### Task item:
Gather all lines in the entries below that include the word "servers".

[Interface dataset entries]
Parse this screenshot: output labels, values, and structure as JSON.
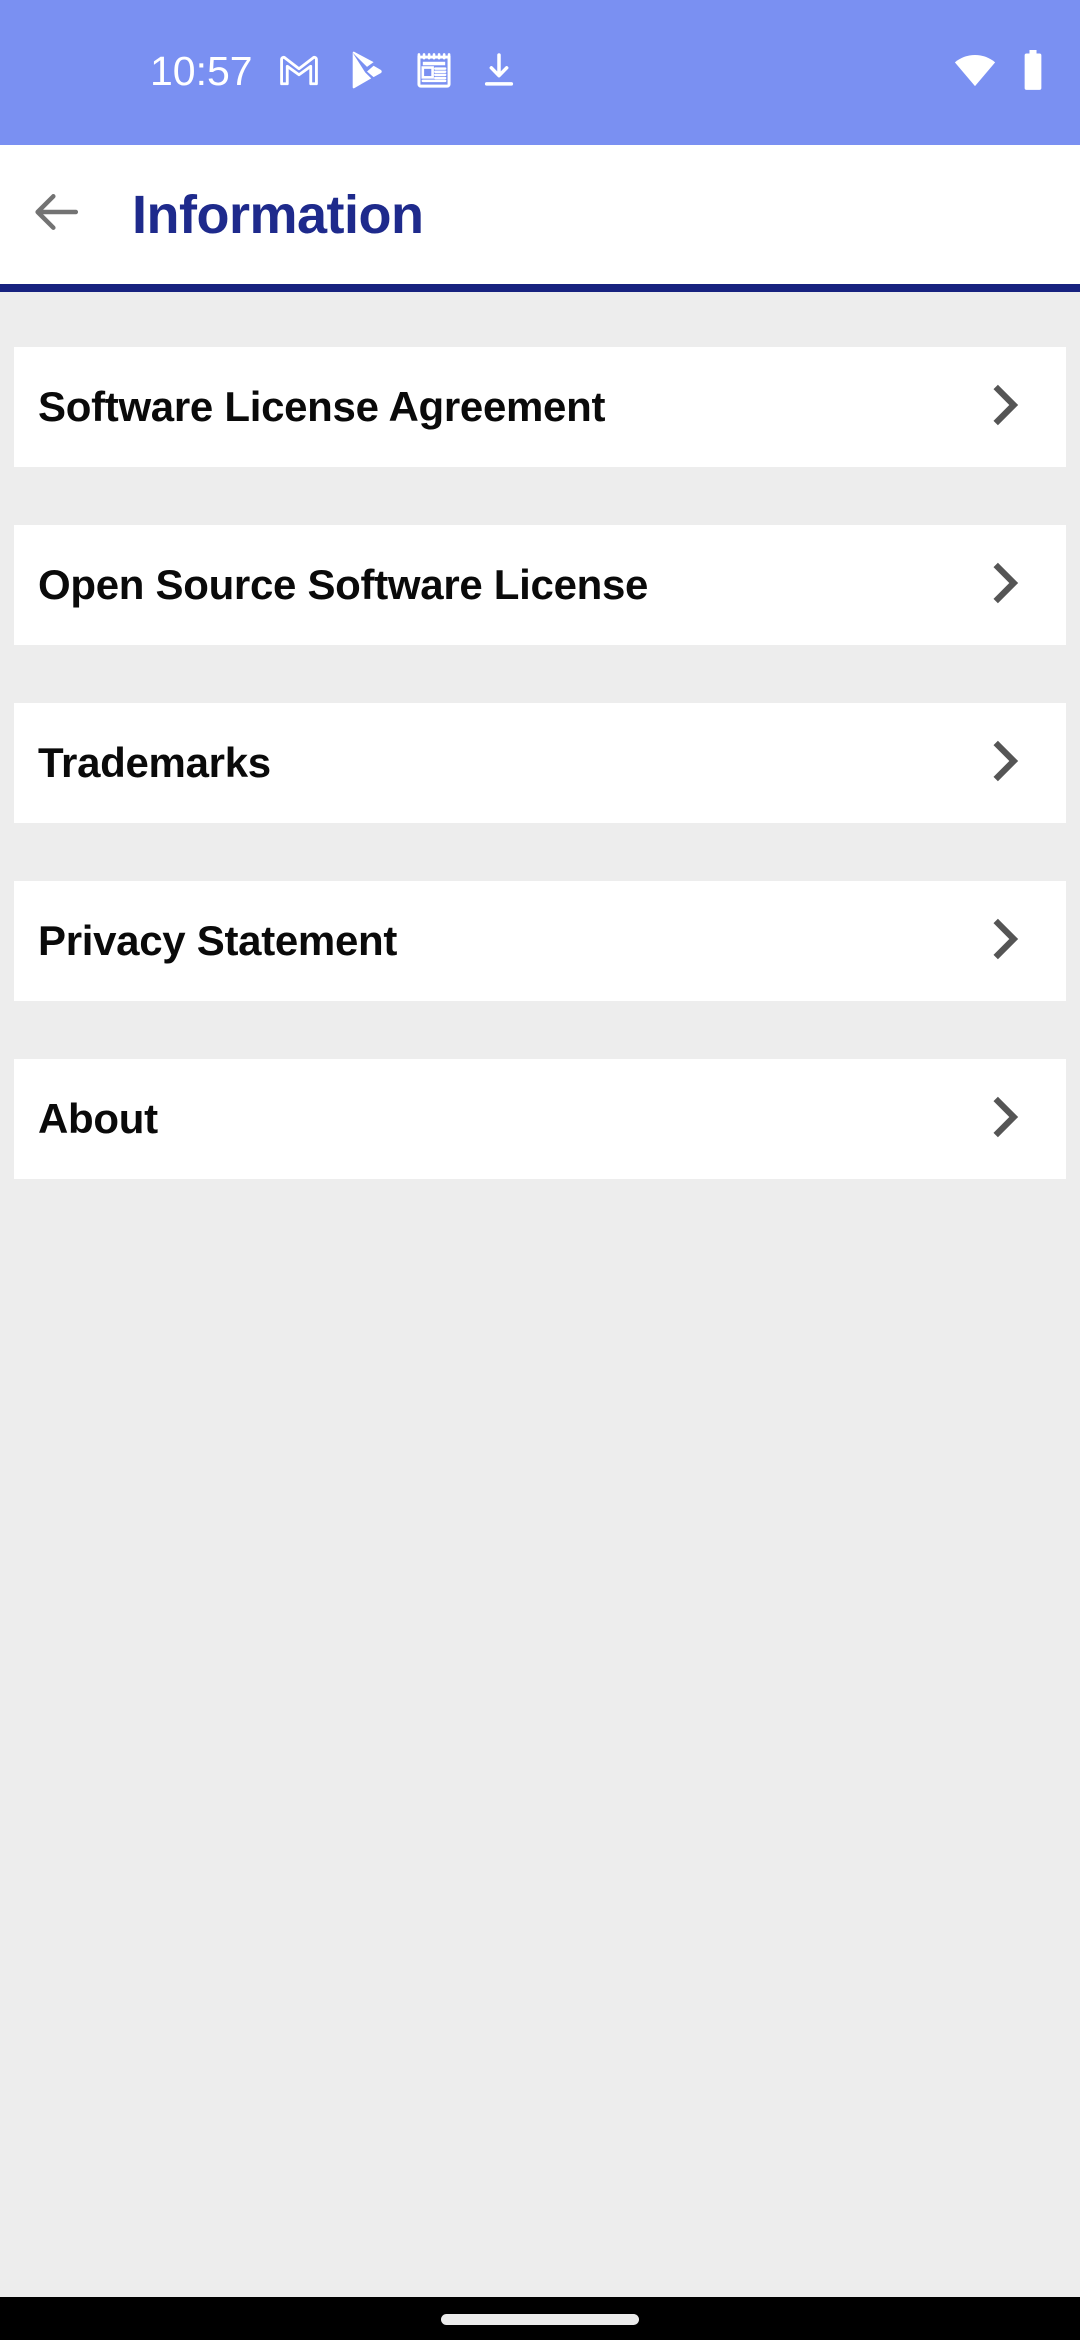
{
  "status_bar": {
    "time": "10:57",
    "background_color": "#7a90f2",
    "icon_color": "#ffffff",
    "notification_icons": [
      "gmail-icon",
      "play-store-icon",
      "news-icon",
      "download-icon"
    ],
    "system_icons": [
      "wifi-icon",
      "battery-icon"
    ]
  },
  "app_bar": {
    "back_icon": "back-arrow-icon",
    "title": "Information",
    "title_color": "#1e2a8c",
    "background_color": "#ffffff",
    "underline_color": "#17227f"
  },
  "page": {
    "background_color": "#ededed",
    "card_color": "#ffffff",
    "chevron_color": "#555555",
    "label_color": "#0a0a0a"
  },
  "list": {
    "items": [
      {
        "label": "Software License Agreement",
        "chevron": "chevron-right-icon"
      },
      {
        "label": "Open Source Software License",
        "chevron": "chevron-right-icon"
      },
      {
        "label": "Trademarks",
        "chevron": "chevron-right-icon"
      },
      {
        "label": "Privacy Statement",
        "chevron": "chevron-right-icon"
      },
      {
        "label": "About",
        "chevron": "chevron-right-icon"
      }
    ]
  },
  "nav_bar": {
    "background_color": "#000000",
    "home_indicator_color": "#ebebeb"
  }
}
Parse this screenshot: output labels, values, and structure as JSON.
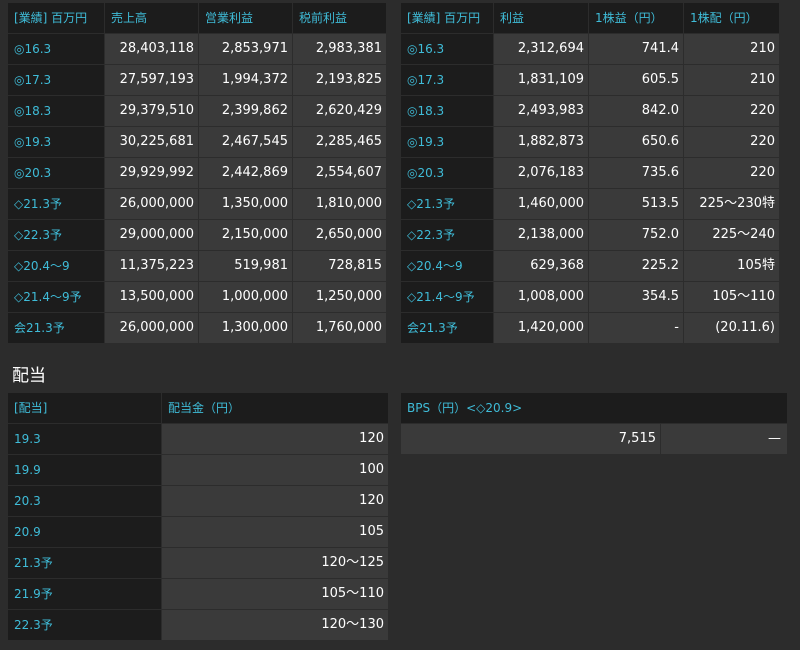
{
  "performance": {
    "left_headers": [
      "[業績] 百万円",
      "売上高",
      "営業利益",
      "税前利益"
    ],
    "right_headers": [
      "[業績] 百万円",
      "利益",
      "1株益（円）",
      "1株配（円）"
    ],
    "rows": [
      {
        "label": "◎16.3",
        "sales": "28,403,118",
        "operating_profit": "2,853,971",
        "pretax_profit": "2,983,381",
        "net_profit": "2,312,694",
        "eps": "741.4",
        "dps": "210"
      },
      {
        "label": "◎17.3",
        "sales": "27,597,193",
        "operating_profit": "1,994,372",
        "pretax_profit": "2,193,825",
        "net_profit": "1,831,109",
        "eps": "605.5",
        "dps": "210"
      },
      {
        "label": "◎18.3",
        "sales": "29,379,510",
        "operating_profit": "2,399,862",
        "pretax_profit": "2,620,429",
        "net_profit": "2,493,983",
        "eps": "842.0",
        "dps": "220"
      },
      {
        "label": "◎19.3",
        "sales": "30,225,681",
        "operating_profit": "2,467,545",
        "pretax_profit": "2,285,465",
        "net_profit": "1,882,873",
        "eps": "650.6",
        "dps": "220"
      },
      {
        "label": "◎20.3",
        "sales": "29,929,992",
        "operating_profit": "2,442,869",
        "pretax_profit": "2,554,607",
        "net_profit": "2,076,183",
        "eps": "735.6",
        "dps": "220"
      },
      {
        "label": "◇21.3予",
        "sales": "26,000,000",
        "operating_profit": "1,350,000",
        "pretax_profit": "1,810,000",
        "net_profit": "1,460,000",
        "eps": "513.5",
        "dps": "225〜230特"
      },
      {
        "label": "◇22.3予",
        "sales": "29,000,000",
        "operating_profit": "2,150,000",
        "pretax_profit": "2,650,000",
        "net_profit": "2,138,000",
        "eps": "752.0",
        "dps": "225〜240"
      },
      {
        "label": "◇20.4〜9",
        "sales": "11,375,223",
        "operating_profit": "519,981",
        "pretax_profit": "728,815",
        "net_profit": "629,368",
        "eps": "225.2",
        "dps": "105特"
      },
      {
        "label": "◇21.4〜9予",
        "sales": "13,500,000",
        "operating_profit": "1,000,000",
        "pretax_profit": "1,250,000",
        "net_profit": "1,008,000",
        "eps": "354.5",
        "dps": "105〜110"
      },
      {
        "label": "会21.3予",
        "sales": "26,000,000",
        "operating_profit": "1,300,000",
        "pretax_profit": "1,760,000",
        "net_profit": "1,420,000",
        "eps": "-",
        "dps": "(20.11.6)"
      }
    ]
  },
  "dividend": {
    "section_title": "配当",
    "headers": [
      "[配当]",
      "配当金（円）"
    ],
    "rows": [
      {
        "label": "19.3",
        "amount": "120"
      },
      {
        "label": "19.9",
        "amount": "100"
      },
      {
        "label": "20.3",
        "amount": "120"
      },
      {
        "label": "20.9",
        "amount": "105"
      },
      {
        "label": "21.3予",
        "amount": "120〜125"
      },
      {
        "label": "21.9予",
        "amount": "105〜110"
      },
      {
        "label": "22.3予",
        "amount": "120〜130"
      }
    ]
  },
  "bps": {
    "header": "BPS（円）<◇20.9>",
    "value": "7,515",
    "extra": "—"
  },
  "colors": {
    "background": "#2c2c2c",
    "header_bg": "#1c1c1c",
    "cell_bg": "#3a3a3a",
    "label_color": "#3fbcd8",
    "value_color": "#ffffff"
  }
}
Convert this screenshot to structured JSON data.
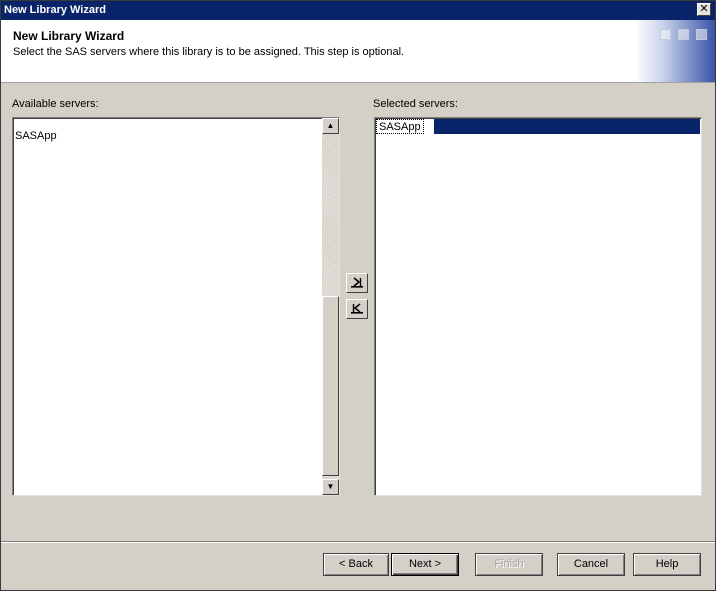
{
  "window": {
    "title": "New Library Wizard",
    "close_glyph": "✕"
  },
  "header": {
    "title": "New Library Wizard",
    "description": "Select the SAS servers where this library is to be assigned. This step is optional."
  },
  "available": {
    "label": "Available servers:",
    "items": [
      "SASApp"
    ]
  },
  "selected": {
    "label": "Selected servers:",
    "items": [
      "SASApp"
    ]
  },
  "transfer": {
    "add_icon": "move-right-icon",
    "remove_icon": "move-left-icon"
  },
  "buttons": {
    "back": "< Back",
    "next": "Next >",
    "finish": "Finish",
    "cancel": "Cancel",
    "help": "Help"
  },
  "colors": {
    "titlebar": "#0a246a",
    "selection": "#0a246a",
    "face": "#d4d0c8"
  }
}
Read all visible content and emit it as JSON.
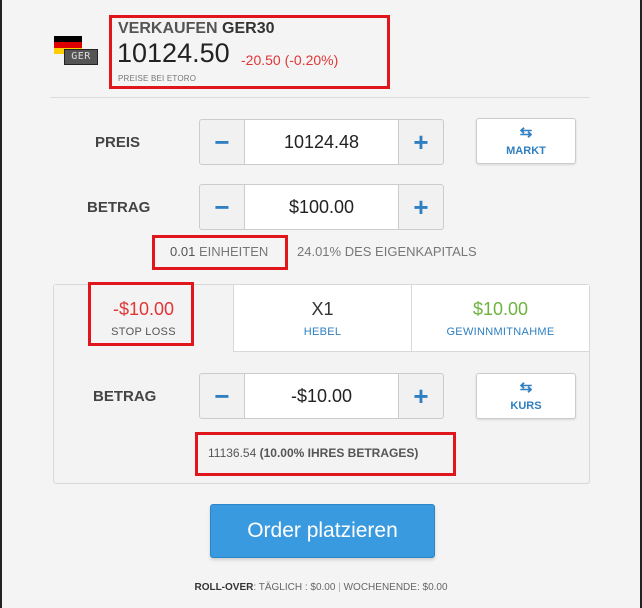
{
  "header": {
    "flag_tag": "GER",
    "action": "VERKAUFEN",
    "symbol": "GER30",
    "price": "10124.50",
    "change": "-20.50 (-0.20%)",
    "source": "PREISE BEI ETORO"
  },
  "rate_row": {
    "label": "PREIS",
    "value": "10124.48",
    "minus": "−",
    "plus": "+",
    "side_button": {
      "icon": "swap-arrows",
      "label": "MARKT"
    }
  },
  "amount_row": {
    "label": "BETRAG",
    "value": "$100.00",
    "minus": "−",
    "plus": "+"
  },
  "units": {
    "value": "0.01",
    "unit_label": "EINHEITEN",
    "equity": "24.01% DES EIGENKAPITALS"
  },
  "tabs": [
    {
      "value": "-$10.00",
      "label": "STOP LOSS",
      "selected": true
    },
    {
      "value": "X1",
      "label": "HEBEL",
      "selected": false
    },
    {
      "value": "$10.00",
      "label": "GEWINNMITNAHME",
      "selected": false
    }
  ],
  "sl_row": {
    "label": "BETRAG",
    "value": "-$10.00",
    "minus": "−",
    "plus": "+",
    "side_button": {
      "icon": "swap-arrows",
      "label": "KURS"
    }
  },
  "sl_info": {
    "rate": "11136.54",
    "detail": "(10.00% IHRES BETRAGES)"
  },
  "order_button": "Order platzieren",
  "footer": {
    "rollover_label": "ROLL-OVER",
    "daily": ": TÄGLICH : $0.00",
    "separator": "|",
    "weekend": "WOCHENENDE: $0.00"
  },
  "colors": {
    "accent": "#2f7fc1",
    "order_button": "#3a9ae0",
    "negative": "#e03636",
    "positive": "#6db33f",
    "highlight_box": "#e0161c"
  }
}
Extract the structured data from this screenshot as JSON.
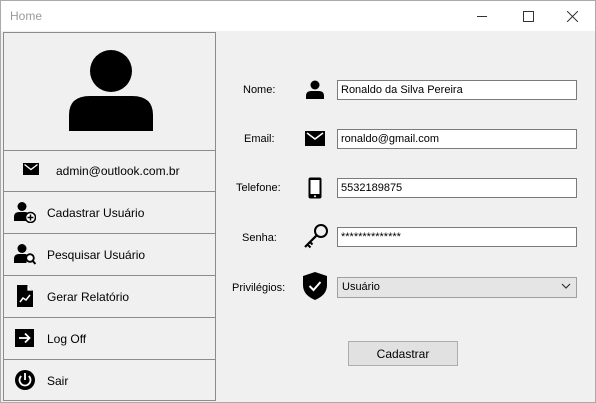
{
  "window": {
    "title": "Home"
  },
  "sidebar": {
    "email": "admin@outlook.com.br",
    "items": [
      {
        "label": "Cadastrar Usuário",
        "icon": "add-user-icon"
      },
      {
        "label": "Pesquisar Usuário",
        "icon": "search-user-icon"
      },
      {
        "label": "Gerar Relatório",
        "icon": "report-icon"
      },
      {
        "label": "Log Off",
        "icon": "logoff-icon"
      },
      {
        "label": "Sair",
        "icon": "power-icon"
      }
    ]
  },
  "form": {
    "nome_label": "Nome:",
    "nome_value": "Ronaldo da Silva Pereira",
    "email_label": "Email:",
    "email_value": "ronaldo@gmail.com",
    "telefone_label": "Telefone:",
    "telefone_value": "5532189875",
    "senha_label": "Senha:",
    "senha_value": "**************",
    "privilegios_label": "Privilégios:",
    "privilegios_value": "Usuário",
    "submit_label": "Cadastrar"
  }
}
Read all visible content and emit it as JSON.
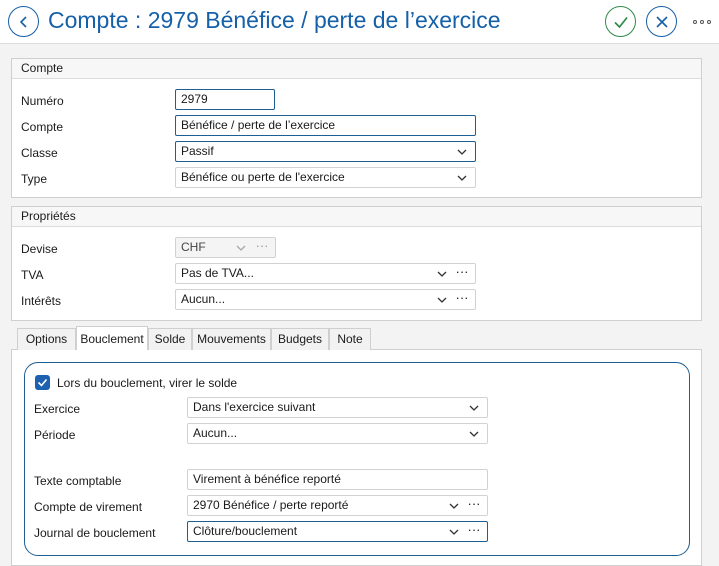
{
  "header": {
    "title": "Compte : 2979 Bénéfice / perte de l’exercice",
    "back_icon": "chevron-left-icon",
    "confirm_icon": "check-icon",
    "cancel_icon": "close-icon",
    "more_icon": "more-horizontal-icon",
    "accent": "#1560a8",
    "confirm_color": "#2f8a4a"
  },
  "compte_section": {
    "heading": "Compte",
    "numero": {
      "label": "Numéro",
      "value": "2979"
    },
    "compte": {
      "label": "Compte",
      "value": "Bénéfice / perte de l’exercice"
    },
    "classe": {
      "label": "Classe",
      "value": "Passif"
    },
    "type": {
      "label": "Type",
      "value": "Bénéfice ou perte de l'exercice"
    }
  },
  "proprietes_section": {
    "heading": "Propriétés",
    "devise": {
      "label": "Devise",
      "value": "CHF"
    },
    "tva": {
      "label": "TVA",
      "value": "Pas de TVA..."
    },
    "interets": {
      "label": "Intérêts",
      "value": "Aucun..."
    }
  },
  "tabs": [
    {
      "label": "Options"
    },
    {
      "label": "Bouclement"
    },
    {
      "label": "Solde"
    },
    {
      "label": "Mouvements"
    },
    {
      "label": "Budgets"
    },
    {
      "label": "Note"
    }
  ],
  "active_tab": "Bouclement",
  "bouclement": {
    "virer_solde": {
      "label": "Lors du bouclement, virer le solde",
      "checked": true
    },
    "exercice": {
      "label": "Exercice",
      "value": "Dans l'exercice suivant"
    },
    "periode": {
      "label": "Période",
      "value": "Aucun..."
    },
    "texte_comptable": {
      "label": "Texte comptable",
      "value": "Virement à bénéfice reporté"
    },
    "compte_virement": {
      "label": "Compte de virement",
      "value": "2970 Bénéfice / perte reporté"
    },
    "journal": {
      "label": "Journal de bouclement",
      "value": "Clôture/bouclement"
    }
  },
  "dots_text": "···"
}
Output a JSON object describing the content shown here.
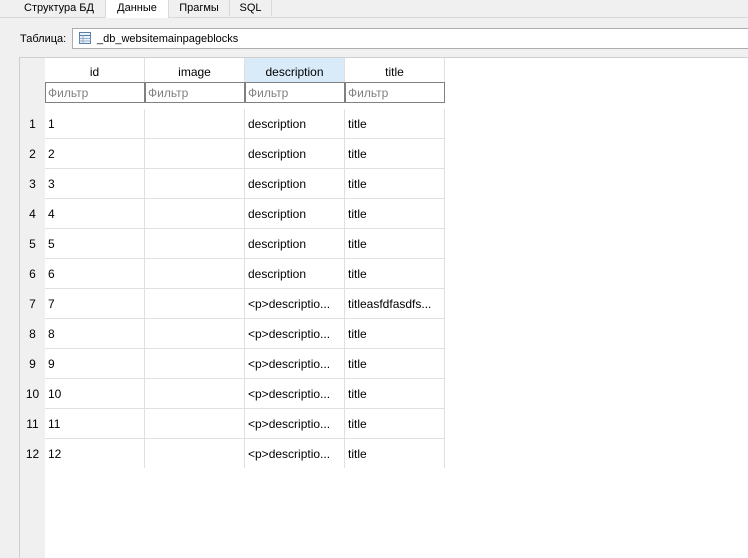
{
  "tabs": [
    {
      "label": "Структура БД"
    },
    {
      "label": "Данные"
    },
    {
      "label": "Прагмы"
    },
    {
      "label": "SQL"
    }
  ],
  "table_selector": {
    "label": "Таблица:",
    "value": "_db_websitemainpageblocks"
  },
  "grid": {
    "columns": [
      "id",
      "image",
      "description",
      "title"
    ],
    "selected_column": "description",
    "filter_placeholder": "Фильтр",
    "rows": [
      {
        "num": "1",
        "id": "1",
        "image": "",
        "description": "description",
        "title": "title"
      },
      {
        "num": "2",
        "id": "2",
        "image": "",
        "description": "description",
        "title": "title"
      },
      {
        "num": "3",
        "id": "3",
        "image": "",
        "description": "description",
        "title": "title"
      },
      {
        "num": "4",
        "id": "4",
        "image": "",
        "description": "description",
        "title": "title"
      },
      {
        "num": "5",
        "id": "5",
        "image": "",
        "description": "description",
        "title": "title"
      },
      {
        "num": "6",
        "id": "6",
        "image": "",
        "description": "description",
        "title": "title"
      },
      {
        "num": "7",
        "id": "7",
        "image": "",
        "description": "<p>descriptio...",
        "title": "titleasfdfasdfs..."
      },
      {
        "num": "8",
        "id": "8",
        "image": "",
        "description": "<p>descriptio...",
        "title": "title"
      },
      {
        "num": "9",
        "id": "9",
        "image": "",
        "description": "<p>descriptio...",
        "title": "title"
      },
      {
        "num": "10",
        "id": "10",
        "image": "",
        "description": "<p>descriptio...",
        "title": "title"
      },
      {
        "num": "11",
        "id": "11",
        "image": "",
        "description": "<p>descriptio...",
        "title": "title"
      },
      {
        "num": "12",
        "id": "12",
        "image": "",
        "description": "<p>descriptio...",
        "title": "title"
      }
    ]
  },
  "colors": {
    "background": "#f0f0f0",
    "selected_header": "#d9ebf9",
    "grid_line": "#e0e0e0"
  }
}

### Output:
    "description": "Select the SAS servers where this library is to be assigned. This step is optional."
    "label": "Available servers:",
    "label": "Selected servers:",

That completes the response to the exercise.